What you need to do —
When a record contains an image, skip the image and retype the rest of that record exactly.

Stored dataset items —
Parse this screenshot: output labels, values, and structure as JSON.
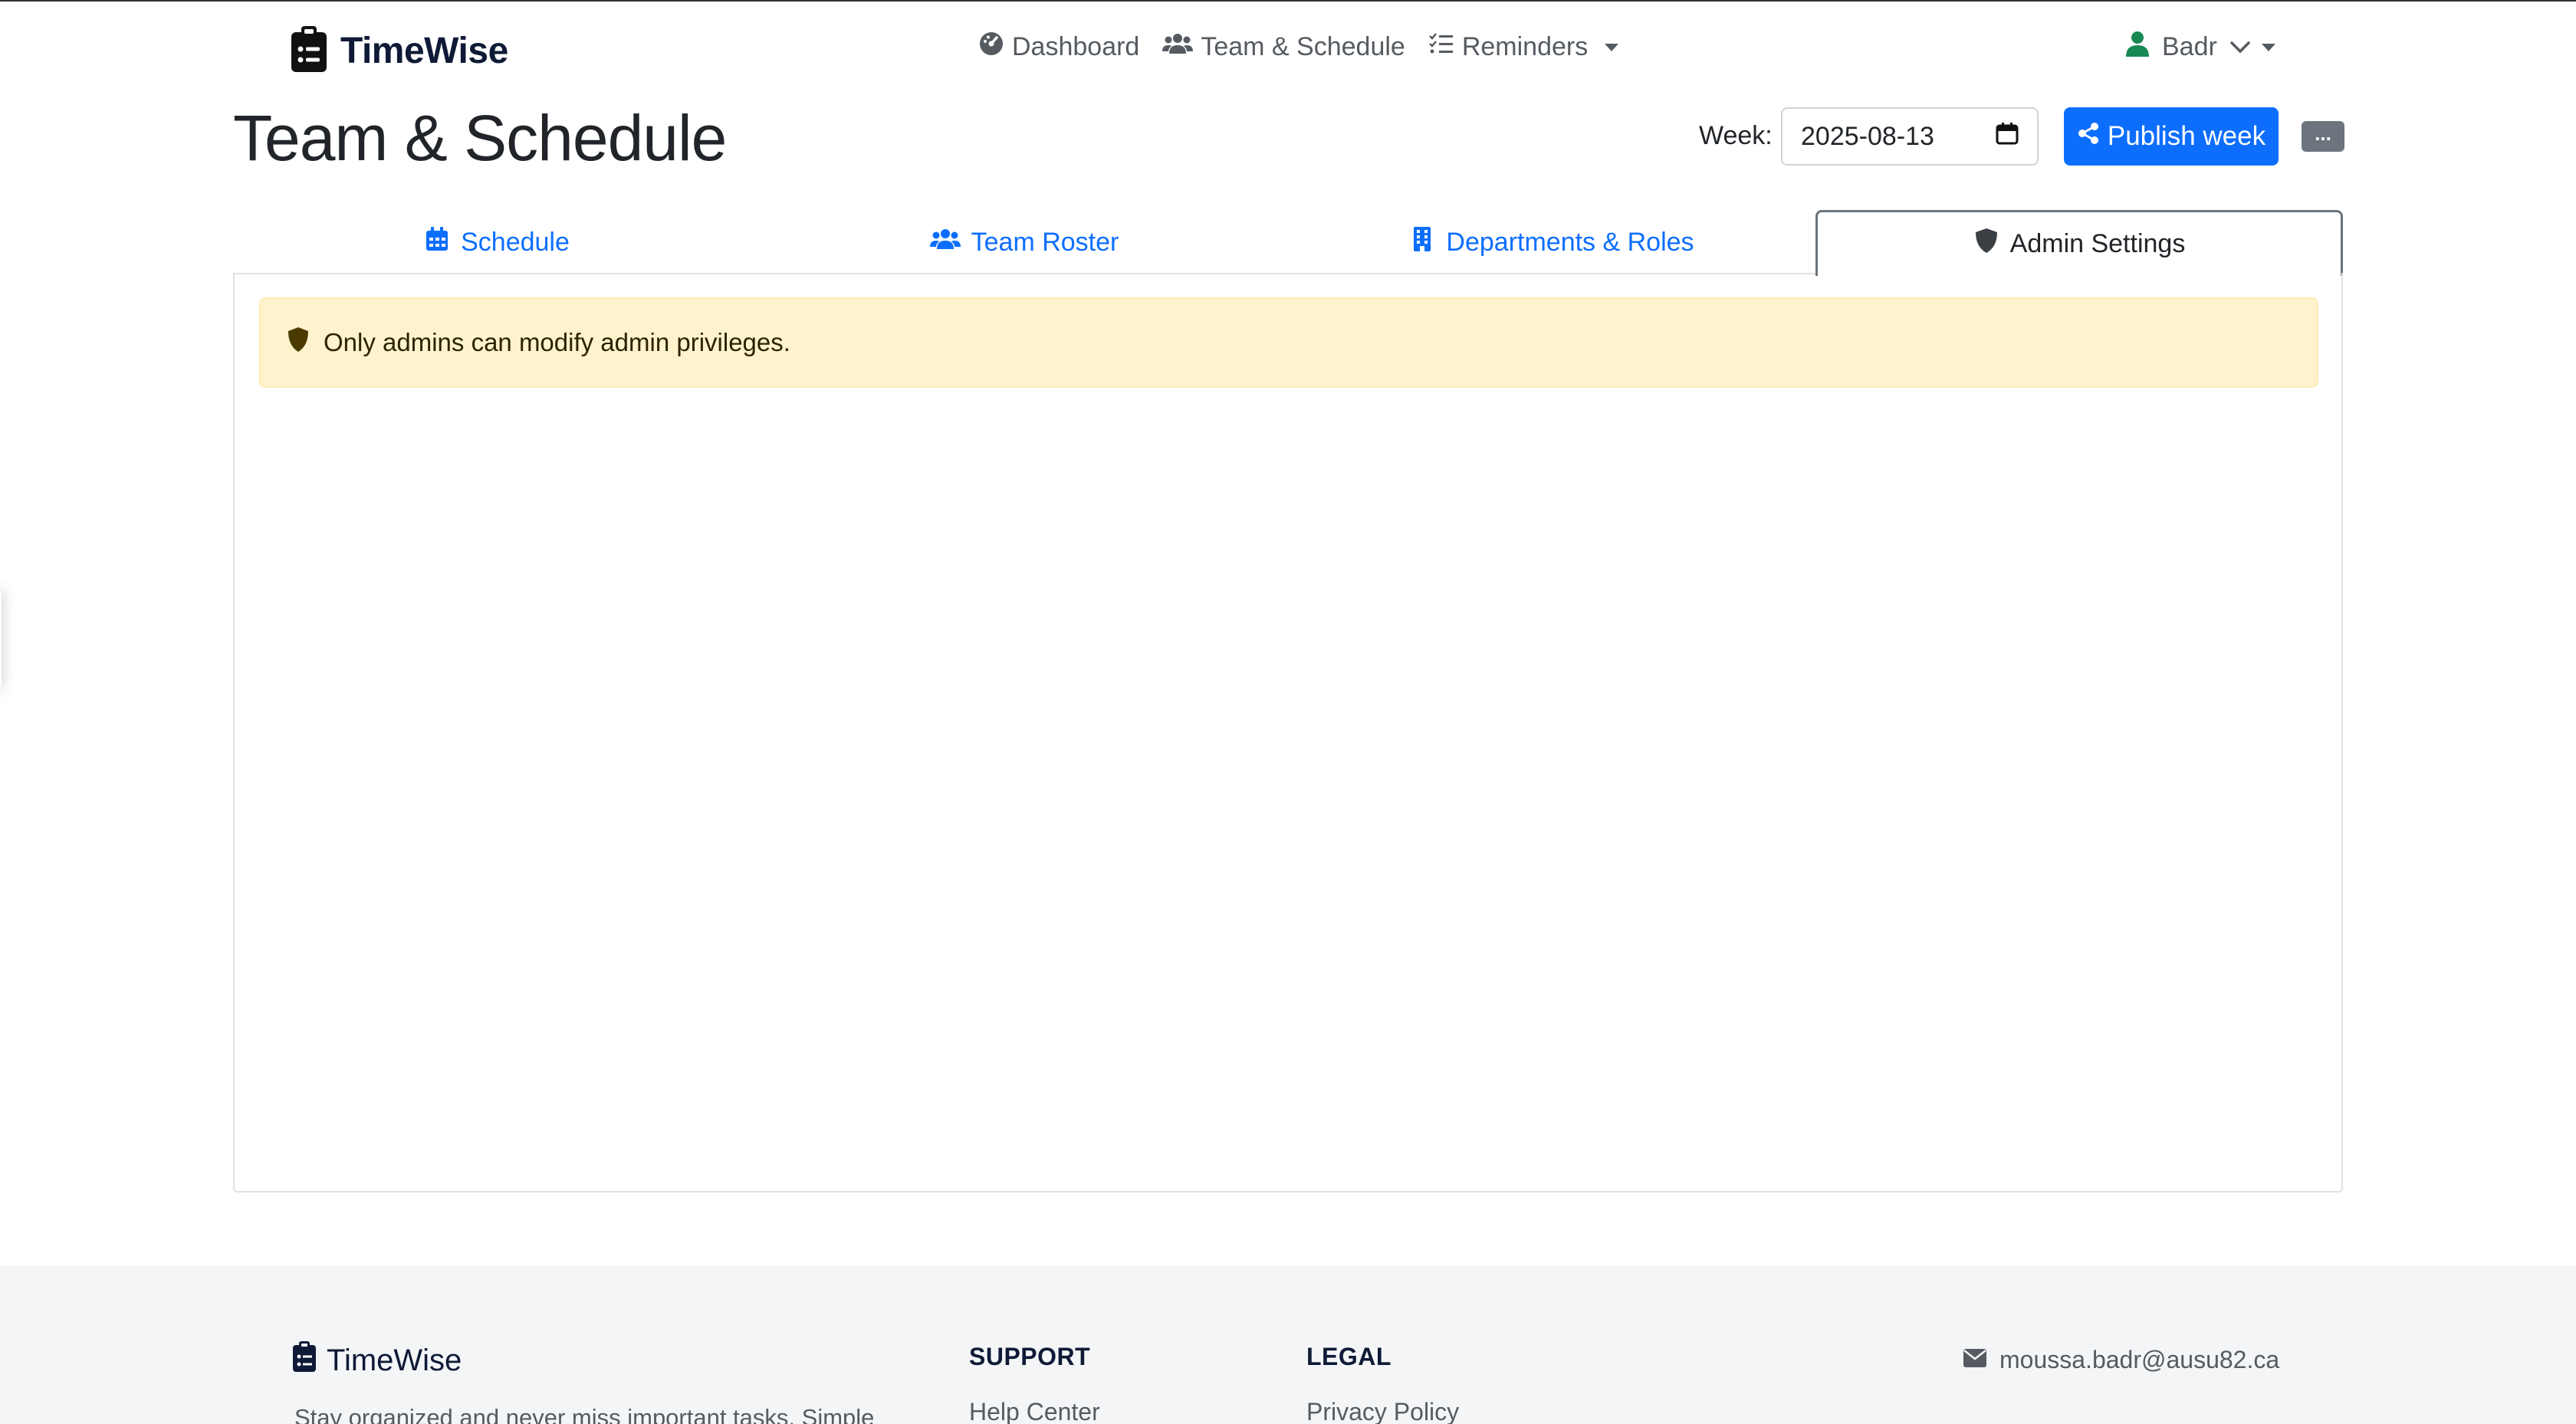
{
  "brand": {
    "name": "TimeWise"
  },
  "nav": {
    "links": [
      {
        "label": "Dashboard",
        "icon": "gauge-icon"
      },
      {
        "label": "Team & Schedule",
        "icon": "users-icon"
      },
      {
        "label": "Reminders",
        "icon": "list-check-icon",
        "dropdown": true
      }
    ]
  },
  "user": {
    "name": "Badr"
  },
  "page": {
    "title": "Team & Schedule",
    "week_label": "Week:",
    "week_value": "2025-08-13",
    "publish_label": "Publish week",
    "more_label": "..."
  },
  "tabs": [
    {
      "label": "Schedule",
      "icon": "calendar-icon",
      "active": false
    },
    {
      "label": "Team Roster",
      "icon": "users-icon",
      "active": false
    },
    {
      "label": "Departments & Roles",
      "icon": "building-icon",
      "active": false
    },
    {
      "label": "Admin Settings",
      "icon": "shield-icon",
      "active": true
    }
  ],
  "alert": {
    "text": "Only admins can modify admin privileges.",
    "icon": "shield-icon"
  },
  "footer": {
    "brand": "TimeWise",
    "description": "Stay organized and never miss important tasks. Simple",
    "support": {
      "title": "SUPPORT",
      "first_link": "Help Center"
    },
    "legal": {
      "title": "LEGAL",
      "first_link": "Privacy Policy"
    },
    "email": "moussa.badr@ausu82.ca"
  },
  "colors": {
    "primary": "#0d6efd",
    "alert_bg": "#fff3cd",
    "footer_bg": "#f4f5f7",
    "user_icon": "#198754",
    "brand_text": "#0e1a36"
  }
}
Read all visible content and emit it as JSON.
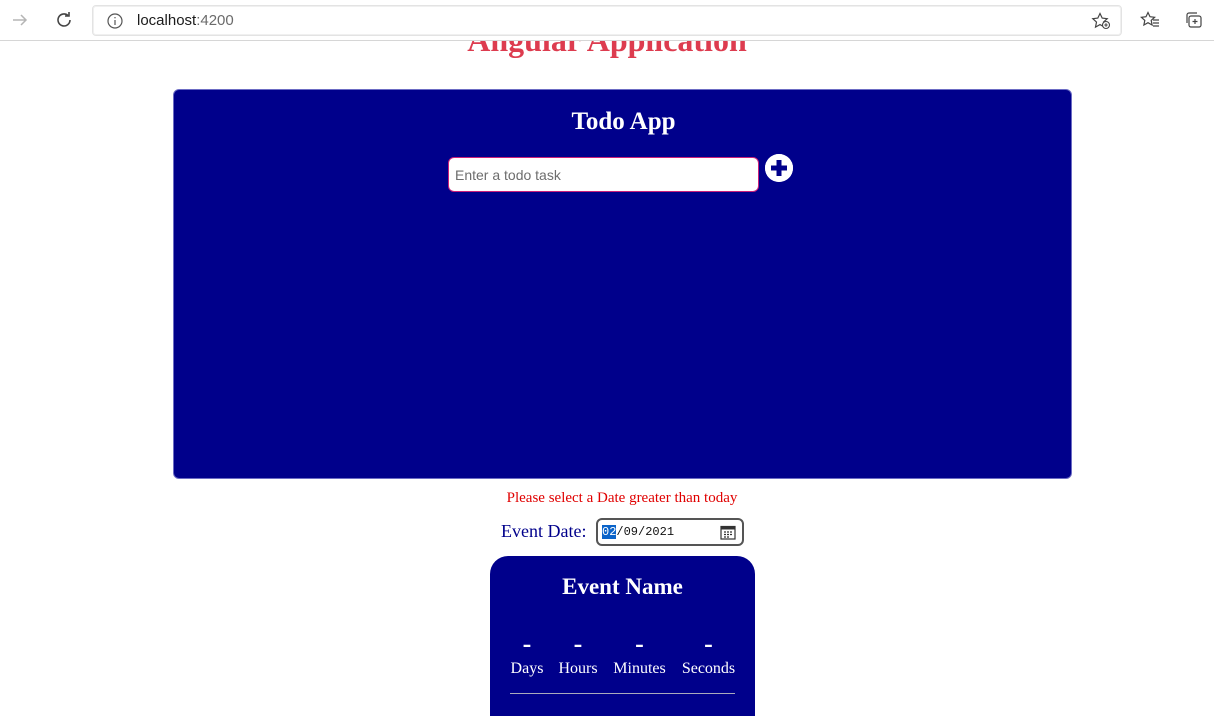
{
  "browser": {
    "url_host": "localhost",
    "url_port": ":4200"
  },
  "page": {
    "title": "Angular Application"
  },
  "todo": {
    "title": "Todo App",
    "input_placeholder": "Enter a todo task",
    "input_value": ""
  },
  "event": {
    "error_message": "Please select a Date greater than today",
    "date_label": "Event Date:",
    "date_month": "02",
    "date_rest": "/09/2021",
    "card_title": "Event Name",
    "countdown": [
      {
        "value": "-",
        "label": "Days"
      },
      {
        "value": "-",
        "label": "Hours"
      },
      {
        "value": "-",
        "label": "Minutes"
      },
      {
        "value": "-",
        "label": "Seconds"
      }
    ]
  },
  "colors": {
    "card_bg": "#00008b",
    "title_red": "#dc3545",
    "error_red": "#e00000"
  }
}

Result —
Parse this screenshot: output labels, values, and structure as JSON.
{
  "brand": {
    "name": "TimeWise"
  },
  "nav": {
    "links": [
      {
        "label": "Dashboard",
        "icon": "gauge-icon"
      },
      {
        "label": "Team & Schedule",
        "icon": "users-icon"
      },
      {
        "label": "Reminders",
        "icon": "list-check-icon",
        "dropdown": true
      }
    ]
  },
  "user": {
    "name": "Badr"
  },
  "page": {
    "title": "Team & Schedule",
    "week_label": "Week:",
    "week_value": "2025-08-13",
    "publish_label": "Publish week",
    "more_label": "..."
  },
  "tabs": [
    {
      "label": "Schedule",
      "icon": "calendar-icon",
      "active": false
    },
    {
      "label": "Team Roster",
      "icon": "users-icon",
      "active": false
    },
    {
      "label": "Departments & Roles",
      "icon": "building-icon",
      "active": false
    },
    {
      "label": "Admin Settings",
      "icon": "shield-icon",
      "active": true
    }
  ],
  "alert": {
    "text": "Only admins can modify admin privileges.",
    "icon": "shield-icon"
  },
  "footer": {
    "brand": "TimeWise",
    "description": "Stay organized and never miss important tasks. Simple",
    "support": {
      "title": "SUPPORT",
      "first_link": "Help Center"
    },
    "legal": {
      "title": "LEGAL",
      "first_link": "Privacy Policy"
    },
    "email": "moussa.badr@ausu82.ca"
  },
  "colors": {
    "primary": "#0d6efd",
    "alert_bg": "#fff3cd",
    "footer_bg": "#f4f5f7",
    "user_icon": "#198754",
    "brand_text": "#0e1a36"
  }
}
Read all visible content and emit it as JSON.
{
  "browser": {
    "url_host": "localhost",
    "url_port": ":4200"
  },
  "page": {
    "title": "Angular Application"
  },
  "todo": {
    "title": "Todo App",
    "input_placeholder": "Enter a todo task",
    "input_value": ""
  },
  "event": {
    "error_message": "Please select a Date greater than today",
    "date_label": "Event Date:",
    "date_month": "02",
    "date_rest": "/09/2021",
    "card_title": "Event Name",
    "countdown": [
      {
        "value": "-",
        "label": "Days"
      },
      {
        "value": "-",
        "label": "Hours"
      },
      {
        "value": "-",
        "label": "Minutes"
      },
      {
        "value": "-",
        "label": "Seconds"
      }
    ]
  },
  "colors": {
    "card_bg": "#00008b",
    "title_red": "#dc3545",
    "error_red": "#e00000"
  }
}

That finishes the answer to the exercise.